Problem statement: Say how many lines of the material include "Filtering". Give the number without any other text.

Task data:
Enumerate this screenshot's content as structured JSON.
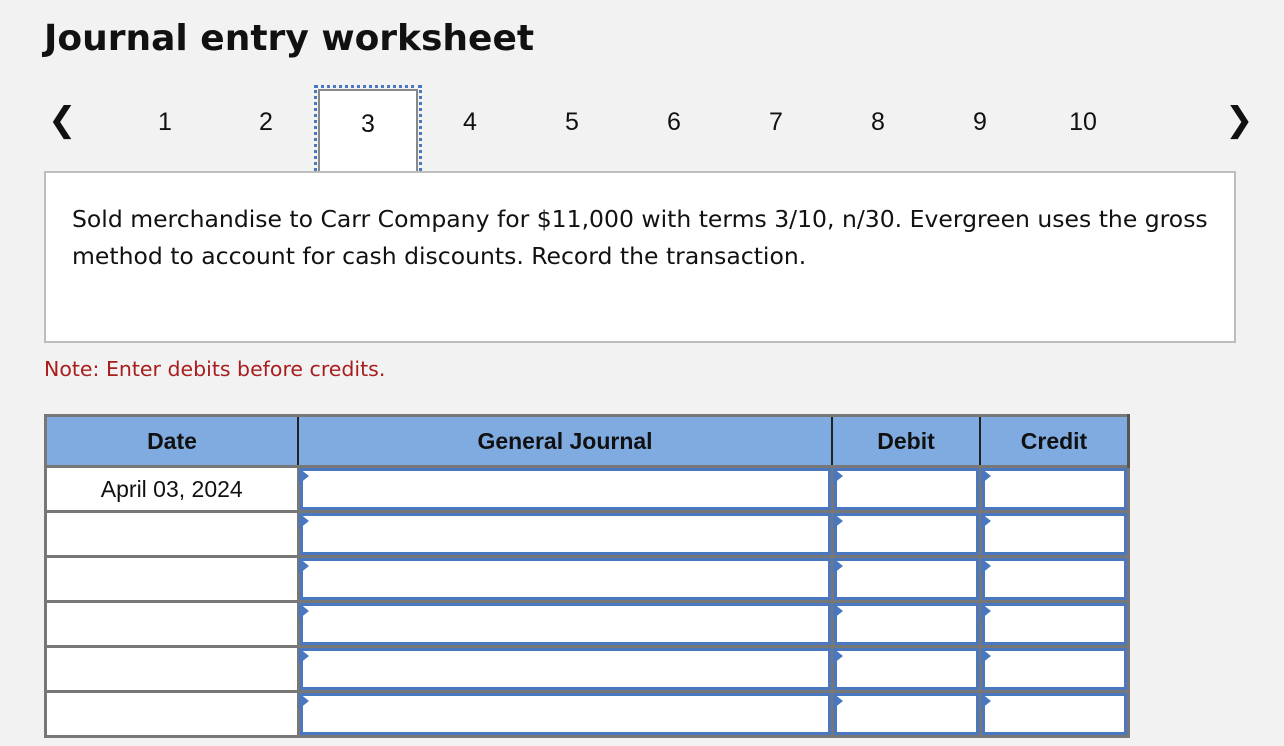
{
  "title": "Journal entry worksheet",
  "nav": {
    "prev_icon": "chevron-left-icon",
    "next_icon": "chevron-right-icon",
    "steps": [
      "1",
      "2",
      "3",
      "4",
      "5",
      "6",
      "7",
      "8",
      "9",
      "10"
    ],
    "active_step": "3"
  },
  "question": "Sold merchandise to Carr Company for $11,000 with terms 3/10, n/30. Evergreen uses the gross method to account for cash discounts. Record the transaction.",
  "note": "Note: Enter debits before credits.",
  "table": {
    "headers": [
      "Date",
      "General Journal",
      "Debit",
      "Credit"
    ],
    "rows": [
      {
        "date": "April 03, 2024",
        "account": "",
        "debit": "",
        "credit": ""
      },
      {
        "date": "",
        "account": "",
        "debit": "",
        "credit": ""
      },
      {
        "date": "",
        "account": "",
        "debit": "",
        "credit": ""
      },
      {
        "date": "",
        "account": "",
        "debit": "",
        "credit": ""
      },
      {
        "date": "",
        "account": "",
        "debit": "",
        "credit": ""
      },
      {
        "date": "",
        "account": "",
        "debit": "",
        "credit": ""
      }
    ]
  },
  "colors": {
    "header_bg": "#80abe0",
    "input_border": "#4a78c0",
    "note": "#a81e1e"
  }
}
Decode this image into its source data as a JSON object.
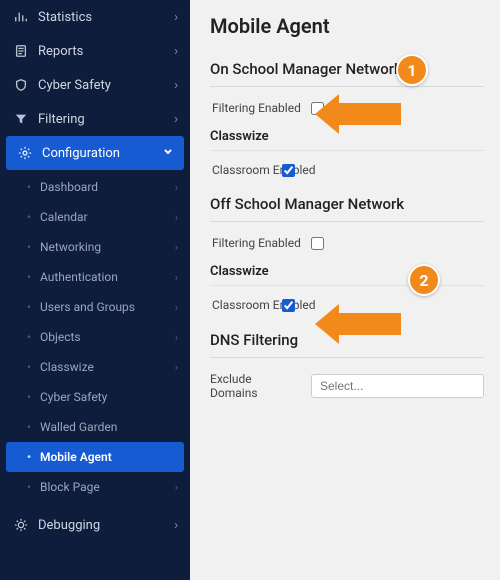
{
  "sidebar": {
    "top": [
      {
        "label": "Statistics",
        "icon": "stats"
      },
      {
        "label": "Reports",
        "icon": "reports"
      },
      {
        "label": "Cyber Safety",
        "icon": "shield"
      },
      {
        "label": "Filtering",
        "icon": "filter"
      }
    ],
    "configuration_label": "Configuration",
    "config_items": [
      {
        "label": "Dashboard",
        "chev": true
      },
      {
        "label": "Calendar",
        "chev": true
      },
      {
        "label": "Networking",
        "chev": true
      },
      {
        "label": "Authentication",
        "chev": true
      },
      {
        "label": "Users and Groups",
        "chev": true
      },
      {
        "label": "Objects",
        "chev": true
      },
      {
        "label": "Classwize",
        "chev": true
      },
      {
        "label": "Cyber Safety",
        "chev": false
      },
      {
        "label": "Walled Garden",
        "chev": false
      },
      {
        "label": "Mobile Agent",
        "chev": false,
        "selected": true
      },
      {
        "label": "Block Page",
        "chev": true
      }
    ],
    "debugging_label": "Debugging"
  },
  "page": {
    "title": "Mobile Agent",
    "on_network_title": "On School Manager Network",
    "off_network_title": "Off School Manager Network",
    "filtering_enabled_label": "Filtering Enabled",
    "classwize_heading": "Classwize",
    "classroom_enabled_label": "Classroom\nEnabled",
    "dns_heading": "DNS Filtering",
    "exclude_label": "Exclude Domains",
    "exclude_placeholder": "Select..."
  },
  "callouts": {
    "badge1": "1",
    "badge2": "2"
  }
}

Answer box: 3